▶ _Your instructions_: Write out the data below in full. Keep it exact.

─── Material shown ───

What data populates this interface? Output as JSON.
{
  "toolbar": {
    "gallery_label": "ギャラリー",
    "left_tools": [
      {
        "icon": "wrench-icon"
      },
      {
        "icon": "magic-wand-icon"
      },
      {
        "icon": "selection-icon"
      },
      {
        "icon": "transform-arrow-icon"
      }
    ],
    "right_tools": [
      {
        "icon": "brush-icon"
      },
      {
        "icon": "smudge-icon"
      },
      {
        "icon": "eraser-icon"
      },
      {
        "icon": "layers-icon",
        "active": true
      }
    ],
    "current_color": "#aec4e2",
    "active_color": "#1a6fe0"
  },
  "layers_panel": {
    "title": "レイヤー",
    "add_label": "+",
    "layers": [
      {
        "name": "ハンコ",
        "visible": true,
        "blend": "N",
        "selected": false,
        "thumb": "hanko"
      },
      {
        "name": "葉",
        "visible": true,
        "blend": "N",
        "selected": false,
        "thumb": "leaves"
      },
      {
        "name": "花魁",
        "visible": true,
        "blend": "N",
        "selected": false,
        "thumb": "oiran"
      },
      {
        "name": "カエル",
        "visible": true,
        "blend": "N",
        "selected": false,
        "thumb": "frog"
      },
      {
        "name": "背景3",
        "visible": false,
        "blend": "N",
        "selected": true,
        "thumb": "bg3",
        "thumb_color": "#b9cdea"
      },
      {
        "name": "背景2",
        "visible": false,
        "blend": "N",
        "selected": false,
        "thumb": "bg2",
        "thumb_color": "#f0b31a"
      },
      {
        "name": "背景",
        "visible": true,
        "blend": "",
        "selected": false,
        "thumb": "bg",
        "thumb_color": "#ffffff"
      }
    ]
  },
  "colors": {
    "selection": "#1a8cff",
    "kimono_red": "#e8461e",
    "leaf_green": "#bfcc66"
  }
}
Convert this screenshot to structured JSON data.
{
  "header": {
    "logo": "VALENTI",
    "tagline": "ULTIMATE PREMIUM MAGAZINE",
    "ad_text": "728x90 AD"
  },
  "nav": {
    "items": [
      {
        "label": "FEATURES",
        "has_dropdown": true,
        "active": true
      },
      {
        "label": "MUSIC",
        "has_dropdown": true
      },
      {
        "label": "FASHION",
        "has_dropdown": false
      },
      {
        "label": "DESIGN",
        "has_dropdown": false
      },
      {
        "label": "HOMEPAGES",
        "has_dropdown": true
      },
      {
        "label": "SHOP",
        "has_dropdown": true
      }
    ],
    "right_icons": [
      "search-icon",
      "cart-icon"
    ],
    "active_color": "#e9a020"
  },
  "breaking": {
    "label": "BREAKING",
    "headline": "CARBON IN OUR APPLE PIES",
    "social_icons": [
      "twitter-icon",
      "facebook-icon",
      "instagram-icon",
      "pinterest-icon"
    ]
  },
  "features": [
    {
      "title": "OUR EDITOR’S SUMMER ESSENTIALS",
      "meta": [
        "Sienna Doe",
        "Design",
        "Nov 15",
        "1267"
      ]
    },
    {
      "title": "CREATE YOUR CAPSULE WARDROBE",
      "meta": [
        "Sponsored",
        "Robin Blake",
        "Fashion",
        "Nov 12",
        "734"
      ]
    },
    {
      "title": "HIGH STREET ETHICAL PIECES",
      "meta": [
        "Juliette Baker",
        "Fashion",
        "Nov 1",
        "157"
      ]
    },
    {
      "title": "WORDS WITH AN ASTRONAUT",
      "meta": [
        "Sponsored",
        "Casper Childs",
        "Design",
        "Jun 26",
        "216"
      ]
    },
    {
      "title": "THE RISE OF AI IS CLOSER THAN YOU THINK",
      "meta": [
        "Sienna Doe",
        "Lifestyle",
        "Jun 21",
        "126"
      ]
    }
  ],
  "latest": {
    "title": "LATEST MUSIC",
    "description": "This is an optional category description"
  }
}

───

▶ _Answer box_:
What data populates this interface? Output as JSON.
{
  "toolbar": {
    "gallery_label": "ギャラリー",
    "left_tools": [
      {
        "icon": "wrench-icon"
      },
      {
        "icon": "magic-wand-icon"
      },
      {
        "icon": "selection-icon"
      },
      {
        "icon": "transform-arrow-icon"
      }
    ],
    "right_tools": [
      {
        "icon": "brush-icon"
      },
      {
        "icon": "smudge-icon"
      },
      {
        "icon": "eraser-icon"
      },
      {
        "icon": "layers-icon",
        "active": true
      }
    ],
    "current_color": "#aec4e2",
    "active_color": "#1a6fe0"
  },
  "layers_panel": {
    "title": "レイヤー",
    "add_label": "+",
    "layers": [
      {
        "name": "ハンコ",
        "visible": true,
        "blend": "N",
        "selected": false,
        "thumb": "hanko"
      },
      {
        "name": "葉",
        "visible": true,
        "blend": "N",
        "selected": false,
        "thumb": "leaves"
      },
      {
        "name": "花魁",
        "visible": true,
        "blend": "N",
        "selected": false,
        "thumb": "oiran"
      },
      {
        "name": "カエル",
        "visible": true,
        "blend": "N",
        "selected": false,
        "thumb": "frog"
      },
      {
        "name": "背景3",
        "visible": false,
        "blend": "N",
        "selected": true,
        "thumb": "bg3",
        "thumb_color": "#b9cdea"
      },
      {
        "name": "背景2",
        "visible": false,
        "blend": "N",
        "selected": false,
        "thumb": "bg2",
        "thumb_color": "#f0b31a"
      },
      {
        "name": "背景",
        "visible": true,
        "blend": "",
        "selected": false,
        "thumb": "bg",
        "thumb_color": "#ffffff"
      }
    ]
  },
  "colors": {
    "selection": "#1a8cff",
    "kimono_red": "#e8461e",
    "leaf_green": "#bfcc66"
  }
}
Convert this screenshot to structured JSON data.
{
  "header": {
    "logo": "VALENTI",
    "tagline": "ULTIMATE PREMIUM MAGAZINE",
    "ad_text": "728x90 AD"
  },
  "nav": {
    "items": [
      {
        "label": "FEATURES",
        "has_dropdown": true,
        "active": true
      },
      {
        "label": "MUSIC",
        "has_dropdown": true
      },
      {
        "label": "FASHION",
        "has_dropdown": false
      },
      {
        "label": "DESIGN",
        "has_dropdown": false
      },
      {
        "label": "HOMEPAGES",
        "has_dropdown": true
      },
      {
        "label": "SHOP",
        "has_dropdown": true
      }
    ],
    "right_icons": [
      "search-icon",
      "cart-icon"
    ],
    "active_color": "#e9a020"
  },
  "breaking": {
    "label": "BREAKING",
    "headline": "CARBON IN OUR APPLE PIES",
    "social_icons": [
      "twitter-icon",
      "facebook-icon",
      "instagram-icon",
      "pinterest-icon"
    ]
  },
  "features": [
    {
      "title": "OUR EDITOR’S SUMMER ESSENTIALS",
      "meta": [
        "Sienna Doe",
        "Design",
        "Nov 15",
        "1267"
      ]
    },
    {
      "title": "CREATE YOUR CAPSULE WARDROBE",
      "meta": [
        "Sponsored",
        "Robin Blake",
        "Fashion",
        "Nov 12",
        "734"
      ]
    },
    {
      "title": "HIGH STREET ETHICAL PIECES",
      "meta": [
        "Juliette Baker",
        "Fashion",
        "Nov 1",
        "157"
      ]
    },
    {
      "title": "WORDS WITH AN ASTRONAUT",
      "meta": [
        "Sponsored",
        "Casper Childs",
        "Design",
        "Jun 26",
        "216"
      ]
    },
    {
      "title": "THE RISE OF AI IS CLOSER THAN YOU THINK",
      "meta": [
        "Sienna Doe",
        "Lifestyle",
        "Jun 21",
        "126"
      ]
    }
  ],
  "latest": {
    "title": "LATEST MUSIC",
    "description": "This is an optional category description"
  }
}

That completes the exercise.